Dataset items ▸
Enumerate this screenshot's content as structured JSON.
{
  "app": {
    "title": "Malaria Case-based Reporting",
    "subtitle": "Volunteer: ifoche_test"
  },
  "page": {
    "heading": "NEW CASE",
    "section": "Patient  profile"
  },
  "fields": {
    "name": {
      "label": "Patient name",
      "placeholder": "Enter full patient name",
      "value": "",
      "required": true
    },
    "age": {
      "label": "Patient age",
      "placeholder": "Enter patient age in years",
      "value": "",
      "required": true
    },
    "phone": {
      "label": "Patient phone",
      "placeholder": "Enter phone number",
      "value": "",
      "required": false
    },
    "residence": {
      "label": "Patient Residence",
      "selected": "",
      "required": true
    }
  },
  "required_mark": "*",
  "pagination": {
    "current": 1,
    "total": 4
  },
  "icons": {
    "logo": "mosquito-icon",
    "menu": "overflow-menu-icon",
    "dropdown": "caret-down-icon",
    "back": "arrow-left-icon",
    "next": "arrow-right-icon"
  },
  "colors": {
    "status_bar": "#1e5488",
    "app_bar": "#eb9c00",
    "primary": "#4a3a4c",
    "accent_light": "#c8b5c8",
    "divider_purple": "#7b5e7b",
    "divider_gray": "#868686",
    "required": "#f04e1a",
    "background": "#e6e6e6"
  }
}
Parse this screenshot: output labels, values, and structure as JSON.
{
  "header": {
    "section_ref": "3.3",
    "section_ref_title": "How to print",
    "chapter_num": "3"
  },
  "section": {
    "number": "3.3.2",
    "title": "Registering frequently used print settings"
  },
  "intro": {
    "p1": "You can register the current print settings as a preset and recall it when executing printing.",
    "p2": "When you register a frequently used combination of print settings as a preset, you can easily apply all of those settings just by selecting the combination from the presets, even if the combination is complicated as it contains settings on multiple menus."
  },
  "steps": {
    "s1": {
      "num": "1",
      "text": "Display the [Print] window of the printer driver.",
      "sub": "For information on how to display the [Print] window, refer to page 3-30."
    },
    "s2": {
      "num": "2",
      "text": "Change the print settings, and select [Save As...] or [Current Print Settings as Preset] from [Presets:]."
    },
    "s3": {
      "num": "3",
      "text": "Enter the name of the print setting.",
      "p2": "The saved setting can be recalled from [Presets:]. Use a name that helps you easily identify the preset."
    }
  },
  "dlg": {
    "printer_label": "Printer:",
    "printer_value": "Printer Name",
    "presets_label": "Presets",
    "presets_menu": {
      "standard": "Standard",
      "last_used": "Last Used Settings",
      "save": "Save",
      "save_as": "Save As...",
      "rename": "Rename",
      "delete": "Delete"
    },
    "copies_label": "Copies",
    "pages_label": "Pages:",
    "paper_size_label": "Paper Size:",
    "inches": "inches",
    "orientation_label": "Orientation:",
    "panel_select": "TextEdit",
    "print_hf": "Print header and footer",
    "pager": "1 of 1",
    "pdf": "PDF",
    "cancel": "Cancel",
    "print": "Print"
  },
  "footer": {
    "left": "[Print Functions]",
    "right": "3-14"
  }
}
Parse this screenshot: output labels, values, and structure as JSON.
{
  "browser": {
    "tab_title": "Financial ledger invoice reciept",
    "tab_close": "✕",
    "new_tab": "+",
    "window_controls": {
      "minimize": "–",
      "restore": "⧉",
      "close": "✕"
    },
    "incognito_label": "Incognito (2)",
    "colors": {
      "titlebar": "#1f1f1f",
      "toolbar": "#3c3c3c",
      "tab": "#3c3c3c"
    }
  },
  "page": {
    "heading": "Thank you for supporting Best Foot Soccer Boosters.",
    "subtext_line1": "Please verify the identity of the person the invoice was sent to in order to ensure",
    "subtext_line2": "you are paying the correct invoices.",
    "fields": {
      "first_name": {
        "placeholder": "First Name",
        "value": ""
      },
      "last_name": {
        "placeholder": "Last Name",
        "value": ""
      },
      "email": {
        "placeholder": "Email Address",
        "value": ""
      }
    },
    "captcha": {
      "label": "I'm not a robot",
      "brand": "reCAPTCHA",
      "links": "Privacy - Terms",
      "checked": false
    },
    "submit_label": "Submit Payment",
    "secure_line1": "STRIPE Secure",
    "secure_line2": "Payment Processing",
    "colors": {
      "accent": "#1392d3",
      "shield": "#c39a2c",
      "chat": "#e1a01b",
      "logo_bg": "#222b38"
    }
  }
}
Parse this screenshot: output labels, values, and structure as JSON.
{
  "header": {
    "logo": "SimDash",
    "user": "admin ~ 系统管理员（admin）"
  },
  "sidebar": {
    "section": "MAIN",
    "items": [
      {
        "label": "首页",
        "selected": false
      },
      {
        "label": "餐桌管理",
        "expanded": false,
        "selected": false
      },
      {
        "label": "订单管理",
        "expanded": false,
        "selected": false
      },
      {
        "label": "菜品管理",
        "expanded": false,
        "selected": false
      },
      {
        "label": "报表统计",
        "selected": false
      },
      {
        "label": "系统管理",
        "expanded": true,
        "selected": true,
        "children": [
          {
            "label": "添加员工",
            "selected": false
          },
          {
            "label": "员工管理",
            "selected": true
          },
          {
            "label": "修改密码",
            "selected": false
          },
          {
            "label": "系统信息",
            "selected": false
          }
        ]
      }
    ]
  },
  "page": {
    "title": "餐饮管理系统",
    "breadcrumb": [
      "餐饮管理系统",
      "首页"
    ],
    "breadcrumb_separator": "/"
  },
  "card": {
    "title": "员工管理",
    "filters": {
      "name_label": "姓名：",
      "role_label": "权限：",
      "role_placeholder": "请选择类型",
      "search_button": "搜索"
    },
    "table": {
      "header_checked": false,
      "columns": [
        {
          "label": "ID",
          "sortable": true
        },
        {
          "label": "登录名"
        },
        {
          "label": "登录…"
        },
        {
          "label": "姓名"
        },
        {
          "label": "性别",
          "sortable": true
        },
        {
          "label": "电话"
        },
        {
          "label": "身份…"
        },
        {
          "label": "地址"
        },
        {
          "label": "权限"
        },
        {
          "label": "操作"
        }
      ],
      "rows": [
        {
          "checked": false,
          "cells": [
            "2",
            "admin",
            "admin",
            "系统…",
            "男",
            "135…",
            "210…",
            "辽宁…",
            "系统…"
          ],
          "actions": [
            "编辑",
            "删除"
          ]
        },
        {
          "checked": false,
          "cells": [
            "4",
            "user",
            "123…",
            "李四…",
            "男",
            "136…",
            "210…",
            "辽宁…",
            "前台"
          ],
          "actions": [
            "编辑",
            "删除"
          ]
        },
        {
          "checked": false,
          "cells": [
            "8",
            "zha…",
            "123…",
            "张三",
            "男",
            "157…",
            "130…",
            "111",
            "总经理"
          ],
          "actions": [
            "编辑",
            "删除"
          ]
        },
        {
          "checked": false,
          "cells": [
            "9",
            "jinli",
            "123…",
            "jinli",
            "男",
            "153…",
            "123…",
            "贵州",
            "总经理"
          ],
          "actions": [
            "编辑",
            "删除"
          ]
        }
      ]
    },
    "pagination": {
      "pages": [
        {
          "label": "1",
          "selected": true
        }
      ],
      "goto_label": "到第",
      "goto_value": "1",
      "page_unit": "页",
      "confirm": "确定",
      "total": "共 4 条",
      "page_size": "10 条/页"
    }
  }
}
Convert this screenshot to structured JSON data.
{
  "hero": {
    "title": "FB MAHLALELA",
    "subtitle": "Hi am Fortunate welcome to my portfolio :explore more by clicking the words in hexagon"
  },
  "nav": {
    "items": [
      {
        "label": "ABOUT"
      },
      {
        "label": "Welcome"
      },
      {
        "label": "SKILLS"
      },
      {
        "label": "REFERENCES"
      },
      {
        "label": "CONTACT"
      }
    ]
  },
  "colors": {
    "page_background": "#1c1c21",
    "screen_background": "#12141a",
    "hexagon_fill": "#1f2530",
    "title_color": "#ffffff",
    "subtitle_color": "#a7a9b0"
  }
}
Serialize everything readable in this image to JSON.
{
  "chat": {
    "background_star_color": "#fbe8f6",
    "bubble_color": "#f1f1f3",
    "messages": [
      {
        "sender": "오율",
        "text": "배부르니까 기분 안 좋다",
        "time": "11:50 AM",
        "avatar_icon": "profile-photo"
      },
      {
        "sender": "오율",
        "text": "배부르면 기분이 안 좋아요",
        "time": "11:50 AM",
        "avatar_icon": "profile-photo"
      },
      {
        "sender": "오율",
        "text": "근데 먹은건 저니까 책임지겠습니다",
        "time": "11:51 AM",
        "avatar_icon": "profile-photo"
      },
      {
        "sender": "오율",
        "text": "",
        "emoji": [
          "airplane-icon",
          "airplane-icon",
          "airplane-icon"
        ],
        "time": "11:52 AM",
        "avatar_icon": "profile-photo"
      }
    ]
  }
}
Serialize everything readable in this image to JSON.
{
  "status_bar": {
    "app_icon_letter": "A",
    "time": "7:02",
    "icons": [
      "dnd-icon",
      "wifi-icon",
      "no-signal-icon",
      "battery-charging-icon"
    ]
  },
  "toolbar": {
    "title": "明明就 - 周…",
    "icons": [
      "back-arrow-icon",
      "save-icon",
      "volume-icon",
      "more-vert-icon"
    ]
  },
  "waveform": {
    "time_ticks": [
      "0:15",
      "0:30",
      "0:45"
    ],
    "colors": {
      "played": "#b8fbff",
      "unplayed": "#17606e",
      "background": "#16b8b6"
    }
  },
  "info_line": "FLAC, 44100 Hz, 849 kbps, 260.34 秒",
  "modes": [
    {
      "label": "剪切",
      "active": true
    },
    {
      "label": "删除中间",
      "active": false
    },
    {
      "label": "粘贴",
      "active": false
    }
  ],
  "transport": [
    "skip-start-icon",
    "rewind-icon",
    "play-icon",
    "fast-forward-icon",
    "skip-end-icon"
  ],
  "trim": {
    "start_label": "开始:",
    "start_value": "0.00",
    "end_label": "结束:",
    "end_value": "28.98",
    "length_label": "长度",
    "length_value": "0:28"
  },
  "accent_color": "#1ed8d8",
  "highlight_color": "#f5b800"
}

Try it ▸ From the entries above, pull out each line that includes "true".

Solution for this exercise ▸
      "required": true
      "required": true
      "required": true
        "expanded": true,
        "selected": true,
            "selected": true
          "sortable": true
          "sortable": true
          "selected": true
      "active": true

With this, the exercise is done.